“What was exciting was that we found that the cows didn’t just make a good antibody; they made lots of antibodies, and those antibodies bound not just some HIV very well but they were broadly neutralizing all different forms of the virus from all over the world,” Criscitiello said.
In addition, the cattle produced those antibodies a lot faster than the team had anticipated.
“Usually, it takes six to eight months (to see an immunological response), because we give them boosters, the way you do with some vaccines,” Criscitiello said. “But we actually had really good antibodies in a couple months.”
Since the team published their results, medical engineering companies have picked up the research, using DNA cloning that attempts to take the part of the cattle gene that produces the HCDR3 loops and put that piece of DNA into a human antibody-heavy chain.
The result, he says, would likely be a therapy to serve as “first line of defense,” but the therapy would be an immunological therapy instead of a medical treatment. A lot of testing will go into the clinical intervention stage, but Criscitiello says the research is promising.
“This is exciting for our lab, as our work is generally on more fundamental immunology questions and takes longer to be applied into therapeutic interventions,” Criscitiello said.
Following their success, Criscitiello and his team returned to their basic science approach of research, re-examining the cow’s immune system to delve deeper into the genetics behind their immunity.
But because the team had been tinkering with other diseases in similar projects (including one on Ebola) before the HIV breakthrough, when Scripps Research collaborator Vaughn Smider shared with Criscitiello that the Scripps team was working on a project on breast cancer, they wondered if what had worked in their HIV study could potentially work with Smider’s project.
“The HIV project excited us to try for more things and, in this case, it’s kind of a personal story,” Criscitiello said. “Vaughn’s wife had died of this particular kind of breast cancer, triple-negative, and so looking for new avenues for immune-therapeutics for that disease was high on his priority list.”
A particularly tricky form of cancer, triple-negative breast cancer derives its name from testing negative for three important receptors that are usually good handles for clinical intervention—estrogen, progesterone, and HER2. About 10 to 20 percent of breast cancers that are diagnosed in the United States are found to be triple-negative.
“This is a particularly bad diagnosis. If you’re triple-negative, the prognosis is much worse, and if it’s metastatic disease, the median survival is less than a year,” he said. “It’s a bad subset of breast cancer.”
While the HIV project received funding from the National Institutes of Health (NIH), this project is not yet funded, but this team plans to take the same approach as in the previous study—immunizing cattle with the triple-negative cancer cells in hopes that the cattle produce the same HCDR3 response. The team will also analyze the different proteins produced to see what happens.
“Hopefully the cow’s immune system will go, ‘Oh, this is foreign. This is weird. Let’s make some immune responses to these different proteins that we’re seeing,’” Criscitiello said.

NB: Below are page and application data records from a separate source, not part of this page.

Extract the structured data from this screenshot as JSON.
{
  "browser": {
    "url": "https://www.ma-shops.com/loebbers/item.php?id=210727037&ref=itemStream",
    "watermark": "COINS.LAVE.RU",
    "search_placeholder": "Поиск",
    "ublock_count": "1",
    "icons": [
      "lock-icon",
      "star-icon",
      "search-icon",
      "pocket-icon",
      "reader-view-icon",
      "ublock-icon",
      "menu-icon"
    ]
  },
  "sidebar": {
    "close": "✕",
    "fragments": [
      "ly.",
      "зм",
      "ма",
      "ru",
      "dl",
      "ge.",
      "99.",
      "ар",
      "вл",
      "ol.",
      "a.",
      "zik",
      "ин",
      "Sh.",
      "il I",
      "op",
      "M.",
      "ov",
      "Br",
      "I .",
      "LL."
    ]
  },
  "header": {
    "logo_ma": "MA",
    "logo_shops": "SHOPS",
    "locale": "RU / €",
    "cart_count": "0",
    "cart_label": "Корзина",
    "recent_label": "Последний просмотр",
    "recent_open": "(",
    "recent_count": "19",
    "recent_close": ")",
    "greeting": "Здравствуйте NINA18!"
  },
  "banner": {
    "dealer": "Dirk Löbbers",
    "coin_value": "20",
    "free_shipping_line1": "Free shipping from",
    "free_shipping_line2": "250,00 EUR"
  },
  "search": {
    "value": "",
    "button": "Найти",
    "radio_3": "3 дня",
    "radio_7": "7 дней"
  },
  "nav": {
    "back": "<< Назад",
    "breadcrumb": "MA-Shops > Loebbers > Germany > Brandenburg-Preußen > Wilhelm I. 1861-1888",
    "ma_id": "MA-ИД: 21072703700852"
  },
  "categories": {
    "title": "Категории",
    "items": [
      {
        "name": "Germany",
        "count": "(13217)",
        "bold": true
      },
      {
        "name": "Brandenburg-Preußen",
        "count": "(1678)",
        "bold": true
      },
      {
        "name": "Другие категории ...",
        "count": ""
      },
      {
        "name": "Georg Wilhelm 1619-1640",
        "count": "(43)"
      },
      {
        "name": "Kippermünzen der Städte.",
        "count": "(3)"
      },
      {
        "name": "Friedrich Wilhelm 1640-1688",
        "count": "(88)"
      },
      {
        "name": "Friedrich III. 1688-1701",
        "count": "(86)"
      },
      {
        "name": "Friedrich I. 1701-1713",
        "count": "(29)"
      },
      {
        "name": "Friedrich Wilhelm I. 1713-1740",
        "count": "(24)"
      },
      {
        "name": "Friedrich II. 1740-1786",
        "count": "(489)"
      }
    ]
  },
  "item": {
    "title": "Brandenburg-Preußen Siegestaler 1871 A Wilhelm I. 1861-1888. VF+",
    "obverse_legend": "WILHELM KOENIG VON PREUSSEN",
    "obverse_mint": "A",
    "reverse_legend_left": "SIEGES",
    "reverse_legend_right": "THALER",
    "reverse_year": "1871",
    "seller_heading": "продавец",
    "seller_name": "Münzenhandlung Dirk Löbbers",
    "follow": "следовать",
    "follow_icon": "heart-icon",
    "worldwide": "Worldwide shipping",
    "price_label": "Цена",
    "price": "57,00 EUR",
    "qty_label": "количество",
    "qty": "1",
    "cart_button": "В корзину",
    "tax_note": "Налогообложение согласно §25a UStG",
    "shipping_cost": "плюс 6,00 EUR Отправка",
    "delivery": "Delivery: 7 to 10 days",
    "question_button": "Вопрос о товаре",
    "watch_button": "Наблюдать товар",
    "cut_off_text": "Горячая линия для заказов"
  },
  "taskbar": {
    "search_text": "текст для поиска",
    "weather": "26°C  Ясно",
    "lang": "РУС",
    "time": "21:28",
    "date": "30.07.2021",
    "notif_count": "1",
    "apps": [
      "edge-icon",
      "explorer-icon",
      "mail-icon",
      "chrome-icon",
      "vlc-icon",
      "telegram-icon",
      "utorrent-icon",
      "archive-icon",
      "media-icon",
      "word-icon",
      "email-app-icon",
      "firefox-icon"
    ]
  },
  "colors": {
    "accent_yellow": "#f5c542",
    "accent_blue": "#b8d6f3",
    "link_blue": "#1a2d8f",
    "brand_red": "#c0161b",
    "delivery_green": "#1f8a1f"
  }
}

While the HIV response produced the right antigens within a couple of months, for this project, the team will have to wait and see. They’re hoping to see the results they’re looking for within a year.
“Ours is a discovery science kind of approach, where we know the cow, we’ve proven that the cow can do some neat tricks with its antibodies, and we know that there are targets on triple-negative breast cancer that we haven’t been able to get a good handle on so far,” he said. “So, we’re going to let the cow immune system do its magic and then analyze the cells that are making those antibodies and try to pull out the ones that bind the triple negative breast cancer.
“We know that some will bind; whether some will use their special HCDR3 loop to bind well enough to make an immune-therapeutic monoclonal antibody to treat at the cancer clinic, that’ll be the question,” he said.